Get involved! Send photos, video, news & views. Text SWINDON NEWS to 80360 or email us
REMEMBER WHEN: The soldier who never came home
4:40pm Friday 27th May 2011 in Looking Back
At 7.49am on Tuesday, August 4, 1914 ,10 blasts of Swindon’s Great Western Railway Works hooter signalled the start of the First World War.
Cheers rang out at the belief that the war would be over by Christmas. There were not many who doubted that Britain would put Germany in her place.
As a hub of the railway network at the outbreak of war, Swindon was soon swathed with troops arriving from the military towns in the south along the Midland and South Western Railway.
Soon the streets were alive with the sound of marching, as soldiers moved from one station to another to catch a train to transport them to the front line, filled with hope and pride that they would return as heroes.
As a 16-year-old Locomotive Apprentice at the Great Western Railway, Reginald Richard Hillier must have sensed this excitement.
Many of his colleagues would have been reservists called into action “to do their duty”. Perhaps this had prompted him to be one of the eager 360 young men who signed up to the Young Citizens League or Swindon Voluntary Force within a month of the outbreak of war.
“Swindon never saw a more delighted crowd than that which quickly thronged the streets, the afternoon was dull and marred by drizzling rain, but nothing could damp the gaiety of the demonstrators or spectators, bedecked with ribbons and flags.”- WD Bavin, author of Swindon’s War Record.
Reginald was born in the autumn of 1898 in the Highwood district of Swindon to Henry Hillier and Emily Pearce.
Henry and Emily had four children, but only Reginald and his sister Adelaide survived childhood.
Originally an iron worker, with the expansion of the GWR works at the turn of the century, Henry soon joined the three-quarters of Swindon’s workforce working there.
In 1911 the family found themselves living at 9 Kent Road in Old Town.
As soon as Reginald left school, he joined his father as an apprentice at the locomotive works, just as many other sons had before him, but this brief introduction to “normal” working life would be short-lived.
By early 1916, Reginald Hillier had become Private 46090 Reginald Richard Hillier, 58th Brigade Machine Gun Company, later the 19th Battalion Machine Gun Corp, and he now found himself fighting for his life on the Western Front.
Reginald’s service number indicates that he joined up in November or December 1915, shortly after his 17th birthday.
A rare picture survives, published after the war, in the GWR magazine to honour those workers who lost their lives.
Reginald would have been sent for training at the Machine Gun Company training centre in Belton Park, Grantham, Lincolnshire.
Receiving around six weeks’ training, it would have been minimal time to introduce himself to the workings of the likes of the Vickers .303 heavy machine gun and the complexities of machine gun warfare.

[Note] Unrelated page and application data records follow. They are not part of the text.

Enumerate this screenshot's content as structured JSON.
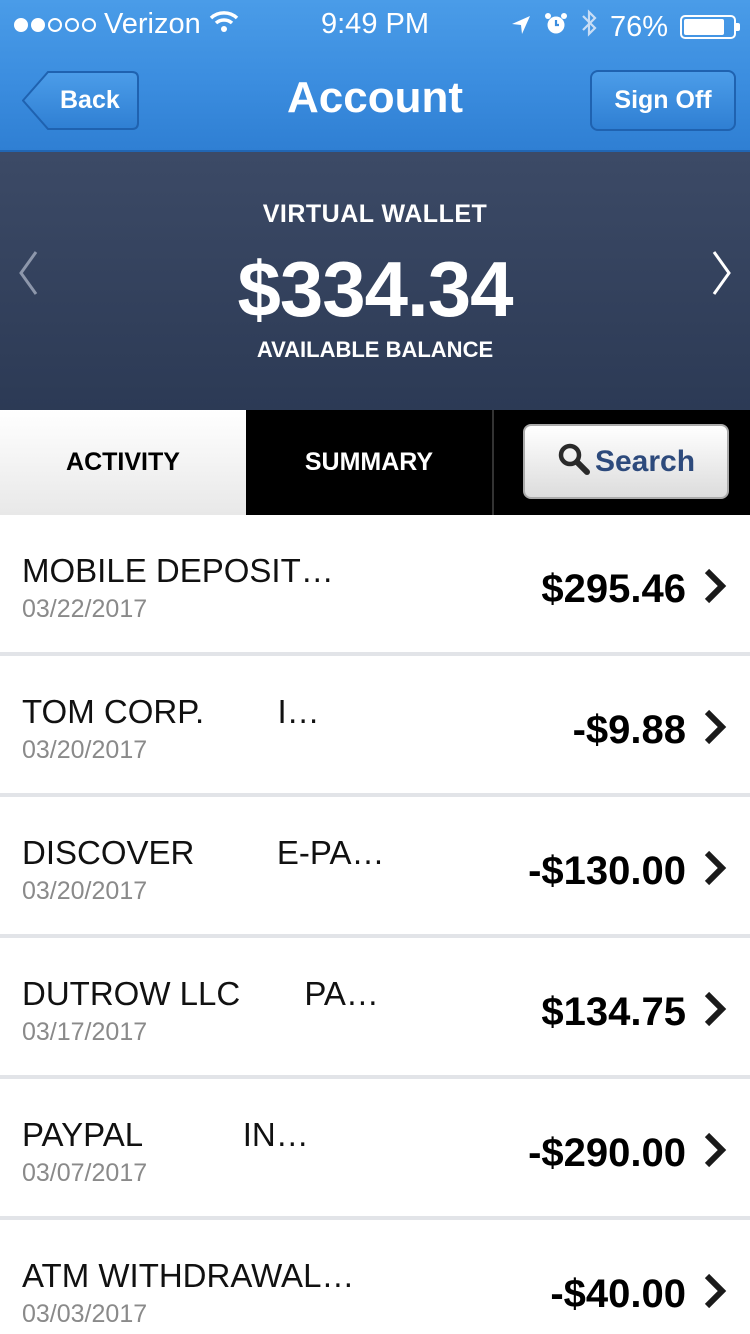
{
  "status_bar": {
    "carrier": "Verizon",
    "time": "9:49 PM",
    "battery": "76%",
    "signal_bars_filled": 2,
    "signal_bars_total": 5
  },
  "nav": {
    "back_label": "Back",
    "title": "Account",
    "signoff_label": "Sign Off"
  },
  "balance": {
    "account_name": "VIRTUAL WALLET",
    "amount": "$334.34",
    "caption": "AVAILABLE BALANCE"
  },
  "tabs": {
    "activity": "ACTIVITY",
    "summary": "SUMMARY",
    "search": "Search"
  },
  "transactions": [
    {
      "description": "MOBILE DEPOSIT…",
      "date": "03/22/2017",
      "amount": "$295.46"
    },
    {
      "description": "TOM CORP.        I…",
      "date": "03/20/2017",
      "amount": "-$9.88"
    },
    {
      "description": "DISCOVER         E-PA…",
      "date": "03/20/2017",
      "amount": "-$130.00"
    },
    {
      "description": "DUTROW LLC       PA…",
      "date": "03/17/2017",
      "amount": "$134.75"
    },
    {
      "description": "PAYPAL           IN…",
      "date": "03/07/2017",
      "amount": "-$290.00"
    },
    {
      "description": "ATM WITHDRAWAL…",
      "date": "03/03/2017",
      "amount": "-$40.00"
    }
  ],
  "colors": {
    "header_blue": "#3b8ddf",
    "balance_panel": "#34425e",
    "search_text": "#2d4a7c"
  },
  "icons": [
    "wifi-icon",
    "location-icon",
    "alarm-icon",
    "bluetooth-icon",
    "battery-icon",
    "chevron-left-icon",
    "chevron-right-icon",
    "search-icon"
  ]
}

Reginald’s brigade disembarked at Le Havre on February 9, 1916. His training would not have prepared him for the horrors he would face on the front line.
Reginald would have seen action in some of the bloodiest battles of the First World War.
His unit was involved in all the major phases of the Somme offensive through 1916, Ypres through 1917 and the Somme and Lys in 1918.
Against horrendous odds, Reginald survived through to Armistice Day.
On November 11, 1918, news reached Swindon, that the war was over.
“Swindon never saw a more delighted crowd than that which quickly thronged the streets, the afternoon was dull and marred by drizzling rain, but nothing could damp the gaiety of the demonstrators or spectators, bedecked with ribbons and flags” recorded WD Bavin, author of Swindon’s War Record.
It was a scene mirrored around the country in celebration that four years of heartache were over.
But Reginald, like many others, would never return home.
His unit began demobilization in December 1918 and Reginald must have believed it would not be long until he would be reunited with his family on home soil.
By January 1919 the unit were based in the Berneuil region of the Somme, but Reginald was not with his company.
On January 6, 1919, he lost his fight for life in one of the 16 hospitals in Etaples, northern France.
Although we may never know exactly how Reginald died, we do know an even bigger killer than any German war machine was sweeping the world at this time – Spanish flu.
Reginald was buried, along with 8,818 other British service personnel in Etaples Military Cemetery, near Boulogne, France.
He is one of the many who left with high hopes of serving their country, only never to return to the land they loved.
Comments are closed on this article.